Going back to the fourteenth century is a manuscript "Le Roman de Renard le Contrefait," which seems to have been written between 1328 and 1341, in which the following line occurs:
'Jouent aux des, aux Cartes aux tables.'
Again in the 'Chronicle de Petit Jean de Saintre,' who was a page at the court of Charles V, the governor of the pages rebukes them for playing at cards; and in a poem by one Guillaume de Guilleville, written in 1350, the line 'Jeux de tables et de cartes' is found; while the earliest known print of persons playing at cards is a miniature in 'Le Roman du Roi Meliadus de Leonnoys," by Helie de Borron, which was probably written some time in the latter half of the fourteenth century. A king and three attendants play, while three others look on, and the cards themselves bear the old suit marks of batons and coins. So that the antiquity of French playing cards is well established.
Si comme fols et folles sont
Qui, pour gagner, au bordel vont,
Jouent aux dés, aux cartes, aux tables,
Qui sont a Dieu ne sont délectable.
Jouent a jeux de dez, ou de tables.
..the principal officer of the great Cham smears with cinnabar the seal consigned to him and imprints it upon the money so that the figure of the seal, coloured in cinnabar, remains impressed upon it.'
A Kartenmacher (card-maker) is frequently on the same page with a Kartenmaler (card-painter) showing that tere was a distinction between the two branches of the art, though, like the barbers and surgeons of those days, both belonged to the same guild. The names of many women occur in the town books of Nurnberg as card-painters, between 1423 and 1477.
mikeh wrote:Thanks, Huck.
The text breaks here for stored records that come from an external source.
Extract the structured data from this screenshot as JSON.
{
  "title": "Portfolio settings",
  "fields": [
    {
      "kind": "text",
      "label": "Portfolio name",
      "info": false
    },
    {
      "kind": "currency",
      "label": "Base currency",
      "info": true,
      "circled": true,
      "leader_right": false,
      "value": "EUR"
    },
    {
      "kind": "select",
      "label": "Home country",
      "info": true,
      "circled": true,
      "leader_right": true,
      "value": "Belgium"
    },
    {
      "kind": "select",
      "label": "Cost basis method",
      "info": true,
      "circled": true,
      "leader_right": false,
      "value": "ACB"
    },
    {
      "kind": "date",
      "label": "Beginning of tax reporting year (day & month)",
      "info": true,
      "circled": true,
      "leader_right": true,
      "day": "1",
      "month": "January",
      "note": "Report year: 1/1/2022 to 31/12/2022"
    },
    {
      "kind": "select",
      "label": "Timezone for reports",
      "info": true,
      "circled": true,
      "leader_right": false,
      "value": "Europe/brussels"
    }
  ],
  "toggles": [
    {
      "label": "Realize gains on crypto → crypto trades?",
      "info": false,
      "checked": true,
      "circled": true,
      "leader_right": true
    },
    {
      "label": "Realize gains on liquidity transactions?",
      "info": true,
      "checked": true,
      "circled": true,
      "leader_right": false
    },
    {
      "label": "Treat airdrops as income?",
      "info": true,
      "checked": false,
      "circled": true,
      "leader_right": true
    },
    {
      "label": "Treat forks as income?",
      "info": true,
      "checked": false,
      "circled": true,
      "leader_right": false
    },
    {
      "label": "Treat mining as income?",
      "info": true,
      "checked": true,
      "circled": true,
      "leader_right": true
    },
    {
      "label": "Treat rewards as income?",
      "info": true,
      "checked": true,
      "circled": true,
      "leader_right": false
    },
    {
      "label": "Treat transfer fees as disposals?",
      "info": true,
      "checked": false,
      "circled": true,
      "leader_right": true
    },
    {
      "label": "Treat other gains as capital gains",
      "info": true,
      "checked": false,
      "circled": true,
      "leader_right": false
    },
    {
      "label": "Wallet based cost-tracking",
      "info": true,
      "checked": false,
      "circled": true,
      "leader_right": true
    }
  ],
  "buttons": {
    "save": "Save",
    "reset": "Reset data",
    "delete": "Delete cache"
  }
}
Once again, I searched on Google but forgot to use THF's own search engine. or Aeclectic's.
If I have any more to say about Guillaume de Guilleville, I will say it on his own thread, viewtopic.php?f=11&t=1157.
Due to editorial misinterpretation, apologies are due to Lex Rijnen for a serious mistake appearing in his article on MAKERS OF PLAYING-CARDS IN THE NETHERLANDS in the issue of November 1975. The fourth line of the first paragraph should read “...north of Amsterdam, it is said that playing-cards are mentioned)...”.
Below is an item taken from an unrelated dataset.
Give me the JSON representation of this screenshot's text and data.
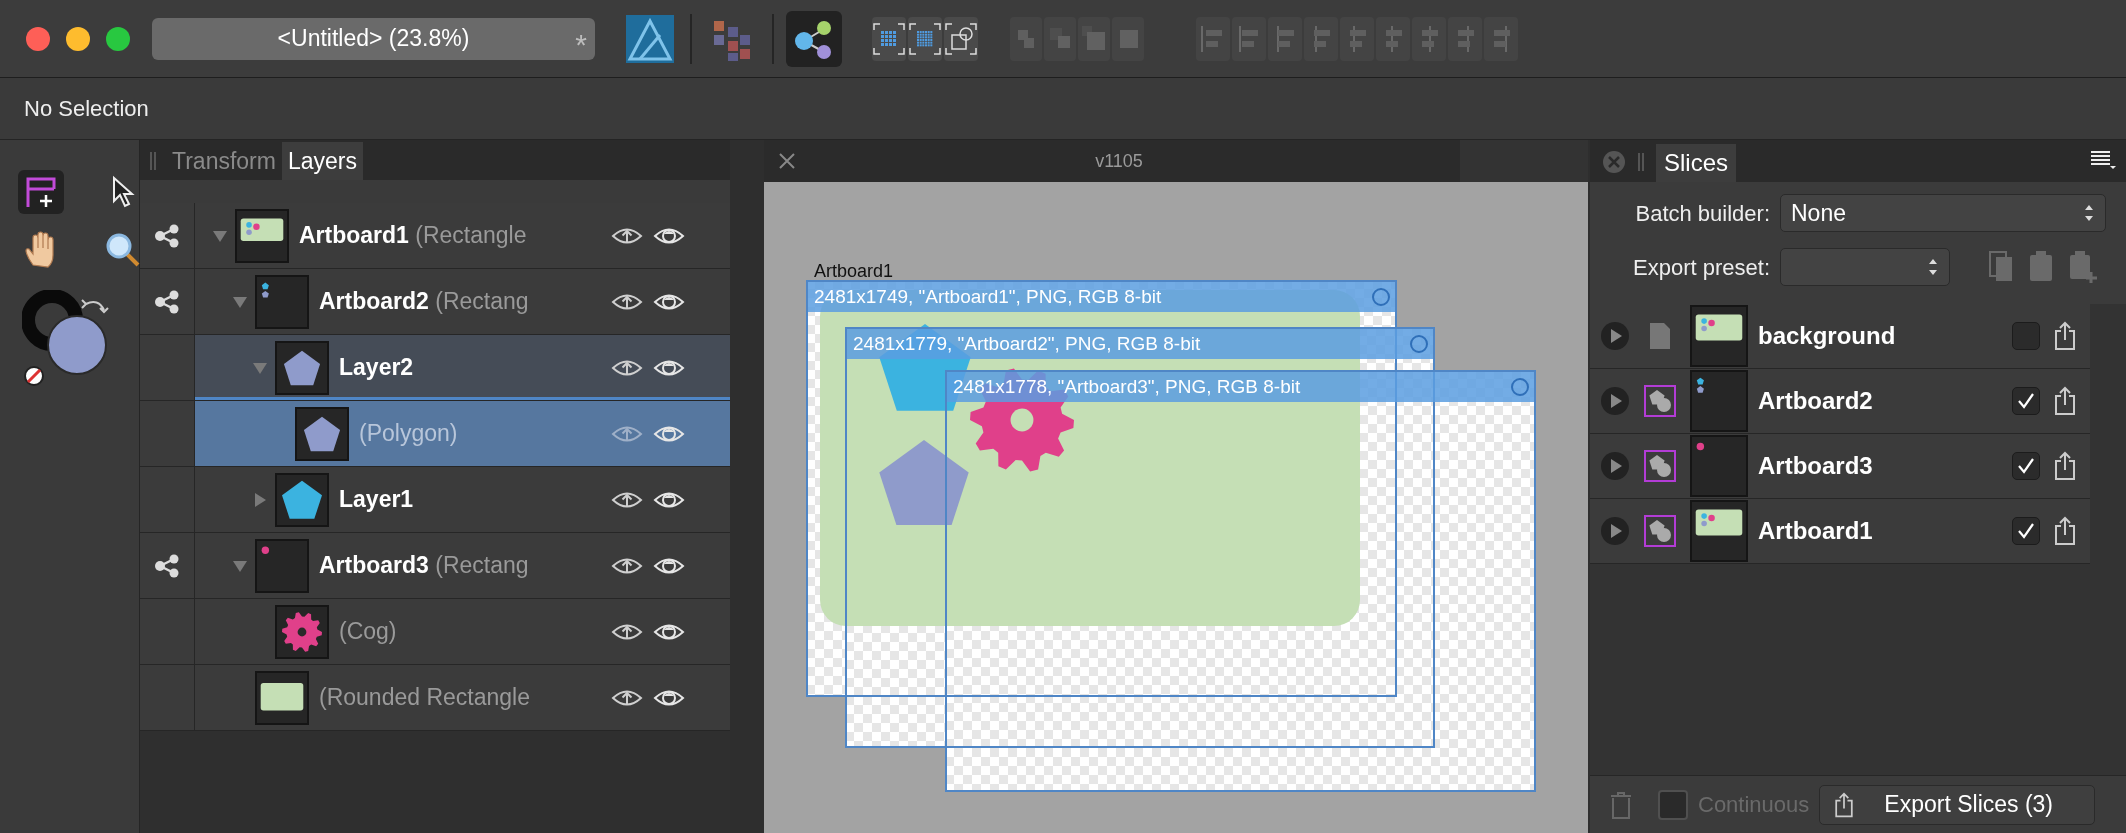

(in the accounts of Jan van Blois, dated c1365, who owned several manors north of Amsterdam, it is said that playing-cards are mentioned)
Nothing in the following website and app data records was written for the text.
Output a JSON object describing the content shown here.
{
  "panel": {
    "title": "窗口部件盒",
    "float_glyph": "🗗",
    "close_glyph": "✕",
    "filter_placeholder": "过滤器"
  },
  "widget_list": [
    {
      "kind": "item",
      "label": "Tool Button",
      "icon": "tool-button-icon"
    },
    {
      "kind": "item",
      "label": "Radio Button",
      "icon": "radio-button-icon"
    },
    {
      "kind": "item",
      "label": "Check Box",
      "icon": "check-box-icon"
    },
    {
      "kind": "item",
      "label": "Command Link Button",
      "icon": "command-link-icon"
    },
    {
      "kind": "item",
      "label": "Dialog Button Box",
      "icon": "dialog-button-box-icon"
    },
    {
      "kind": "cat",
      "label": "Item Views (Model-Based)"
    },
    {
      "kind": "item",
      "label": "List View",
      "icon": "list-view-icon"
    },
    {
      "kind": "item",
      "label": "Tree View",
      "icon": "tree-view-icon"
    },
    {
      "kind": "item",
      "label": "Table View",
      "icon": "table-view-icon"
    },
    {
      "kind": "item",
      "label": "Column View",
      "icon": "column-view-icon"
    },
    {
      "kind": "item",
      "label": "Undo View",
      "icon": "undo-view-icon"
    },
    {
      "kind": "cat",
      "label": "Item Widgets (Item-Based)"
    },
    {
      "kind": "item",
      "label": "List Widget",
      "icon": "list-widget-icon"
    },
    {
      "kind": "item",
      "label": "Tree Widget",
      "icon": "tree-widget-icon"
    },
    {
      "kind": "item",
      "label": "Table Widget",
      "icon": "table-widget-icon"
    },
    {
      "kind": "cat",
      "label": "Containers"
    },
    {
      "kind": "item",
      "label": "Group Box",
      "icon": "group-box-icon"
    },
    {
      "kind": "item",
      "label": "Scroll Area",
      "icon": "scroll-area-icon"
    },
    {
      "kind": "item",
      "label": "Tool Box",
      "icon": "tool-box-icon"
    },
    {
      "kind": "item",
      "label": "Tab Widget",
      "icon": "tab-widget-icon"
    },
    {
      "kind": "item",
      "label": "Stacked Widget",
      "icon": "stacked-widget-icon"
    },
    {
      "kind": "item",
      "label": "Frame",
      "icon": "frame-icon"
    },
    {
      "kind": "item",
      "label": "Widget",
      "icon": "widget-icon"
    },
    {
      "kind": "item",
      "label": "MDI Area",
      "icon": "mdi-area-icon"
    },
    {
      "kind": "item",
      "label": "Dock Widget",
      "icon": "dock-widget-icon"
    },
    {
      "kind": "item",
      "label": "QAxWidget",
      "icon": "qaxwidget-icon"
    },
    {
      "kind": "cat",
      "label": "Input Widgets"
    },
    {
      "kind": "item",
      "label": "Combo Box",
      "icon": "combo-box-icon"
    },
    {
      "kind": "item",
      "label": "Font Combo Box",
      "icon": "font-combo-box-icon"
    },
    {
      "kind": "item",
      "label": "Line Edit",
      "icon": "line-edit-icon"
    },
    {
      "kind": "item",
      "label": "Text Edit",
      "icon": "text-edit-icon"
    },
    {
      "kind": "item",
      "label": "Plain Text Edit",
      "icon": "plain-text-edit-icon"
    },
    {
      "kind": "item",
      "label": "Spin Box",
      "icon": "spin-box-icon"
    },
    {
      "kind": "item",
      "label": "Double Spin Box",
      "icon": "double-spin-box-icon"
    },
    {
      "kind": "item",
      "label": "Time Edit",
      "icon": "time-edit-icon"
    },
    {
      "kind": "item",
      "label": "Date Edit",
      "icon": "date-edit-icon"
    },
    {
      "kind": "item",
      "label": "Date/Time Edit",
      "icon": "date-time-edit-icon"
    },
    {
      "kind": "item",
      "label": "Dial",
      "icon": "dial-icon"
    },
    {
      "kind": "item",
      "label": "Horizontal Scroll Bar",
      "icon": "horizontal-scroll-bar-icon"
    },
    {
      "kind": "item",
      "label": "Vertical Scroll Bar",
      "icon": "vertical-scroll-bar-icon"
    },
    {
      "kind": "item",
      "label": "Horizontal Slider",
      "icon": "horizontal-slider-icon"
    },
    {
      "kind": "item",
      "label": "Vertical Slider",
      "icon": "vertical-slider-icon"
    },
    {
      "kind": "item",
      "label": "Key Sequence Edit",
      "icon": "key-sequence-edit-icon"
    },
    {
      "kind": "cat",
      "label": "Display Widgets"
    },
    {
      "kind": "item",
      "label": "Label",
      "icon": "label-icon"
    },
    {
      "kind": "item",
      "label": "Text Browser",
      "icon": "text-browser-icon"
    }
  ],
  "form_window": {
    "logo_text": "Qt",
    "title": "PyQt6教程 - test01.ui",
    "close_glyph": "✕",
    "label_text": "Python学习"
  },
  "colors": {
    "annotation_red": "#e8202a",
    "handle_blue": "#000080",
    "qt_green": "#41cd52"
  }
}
Besides SCHOTEL and WIJN, other 19th century writers mention playing-cards, but no exact dates.
In: Merkwaardige Kasteelen in Neederland; 1854 -v.Lennep, Hofwijk .... edelman.....wanneer hij (J.v.Blois) zich ter Goude op hield, hetzij om KAART te spelen met Jan v.d.Goude......
[My guess: when he (J.v.Blois) stopped in Goude, either (?) to play CARD with Jan v.d.Goude ...]
In: Het Land van Rembrand; 1882--1884 -Busken-huet.
.....Hij (j.v.Blois ) ging gekleed als een zot in de boutste maskeradepakken, speelde KAART en dobbelde met zijn ondergeschikten..........
[My guess: He (j.v.Blois) went dressed like a fool in the best fancy dress, played CARD and dice with his subordinates]
In: Geschiedenis der heeren en beschrijving der stad van der Goude.
1813 - De Lange van Wijngaerden.
Onder VERMAKEN: .....behalve het spelen met de KAART, hetwelk toen QUAERTEN wierd genoemd wegens de vier kleuren of standen, den adel, geestelijken, burgers en boerenstand ..........waren Hertog Albrecht van Beieren en heer Jan v. Blois ook gewoon om te kolven.
[My guess: Under ENTERTAIN: ..... except playing with the CARD, which then were named QUARTERS because of the four colors or positions, which were the nobility, clergy, merchants and peasants.......... Duke Albrecht of Bavaria and Mr. Jan v. Blois also simply to pump (?).]
Users browsing this forum: Google [Bot] and 14 guests